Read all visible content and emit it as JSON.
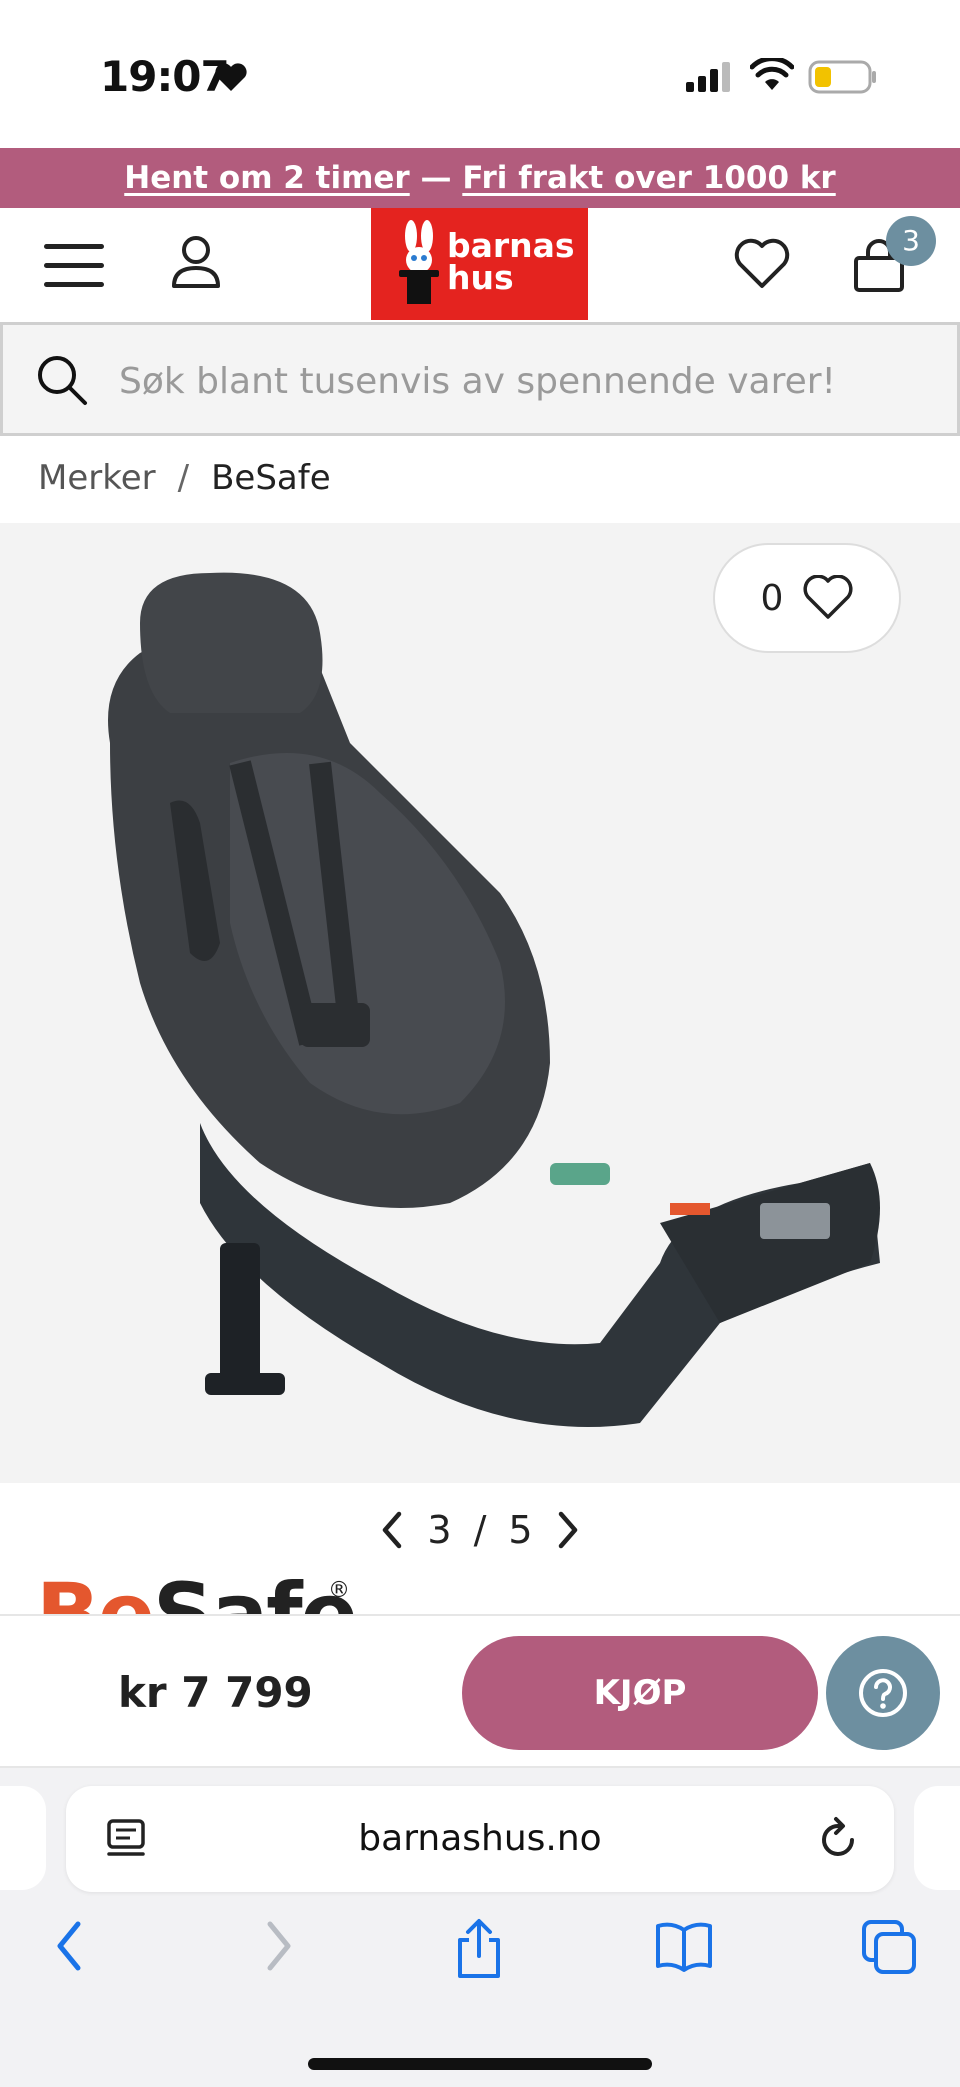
{
  "status_bar": {
    "time": "19:07",
    "icons": [
      "heart-icon",
      "signal-icon",
      "wifi-icon",
      "battery-icon"
    ]
  },
  "promo": {
    "link1": "Hent om 2 timer",
    "separator": " — ",
    "link2": "Fri frakt over 1000 kr"
  },
  "header": {
    "logo_line1": "barnas",
    "logo_line2": "hus",
    "cart_count": "3"
  },
  "search": {
    "placeholder": "Søk blant tusenvis av spennende varer!"
  },
  "breadcrumb": {
    "items": [
      "Merker",
      "BeSafe"
    ],
    "separator": "/"
  },
  "gallery": {
    "favorite_count": "0",
    "current": "3",
    "separator": "/",
    "total": "5"
  },
  "brand": {
    "name": "BeSafe",
    "name_part1": "Be",
    "name_part2": "Safe",
    "registered": "®"
  },
  "buybar": {
    "price": "kr 7 799",
    "buy_label": "KJØP"
  },
  "browser": {
    "url": "barnashus.no"
  },
  "colors": {
    "accent_pink": "#b25c7d",
    "accent_blue": "#6d8fa0",
    "logo_red": "#e4231f",
    "brand_orange": "#e4572e",
    "ios_blue": "#1a73e8"
  }
}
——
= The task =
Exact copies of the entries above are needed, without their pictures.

= Finished exercise =
Read all visible content and emit it as JSON.
{
  "status_bar": {
    "time": "19:07",
    "icons": [
      "heart-icon",
      "signal-icon",
      "wifi-icon",
      "battery-icon"
    ]
  },
  "promo": {
    "link1": "Hent om 2 timer",
    "separator": " — ",
    "link2": "Fri frakt over 1000 kr"
  },
  "header": {
    "logo_line1": "barnas",
    "logo_line2": "hus",
    "cart_count": "3"
  },
  "search": {
    "placeholder": "Søk blant tusenvis av spennende varer!"
  },
  "breadcrumb": {
    "items": [
      "Merker",
      "BeSafe"
    ],
    "separator": "/"
  },
  "gallery": {
    "favorite_count": "0",
    "current": "3",
    "separator": "/",
    "total": "5"
  },
  "brand": {
    "name": "BeSafe",
    "name_part1": "Be",
    "name_part2": "Safe",
    "registered": "®"
  },
  "buybar": {
    "price": "kr 7 799",
    "buy_label": "KJØP"
  },
  "browser": {
    "url": "barnashus.no"
  },
  "colors": {
    "accent_pink": "#b25c7d",
    "accent_blue": "#6d8fa0",
    "logo_red": "#e4231f",
    "brand_orange": "#e4572e",
    "ios_blue": "#1a73e8"
  }
}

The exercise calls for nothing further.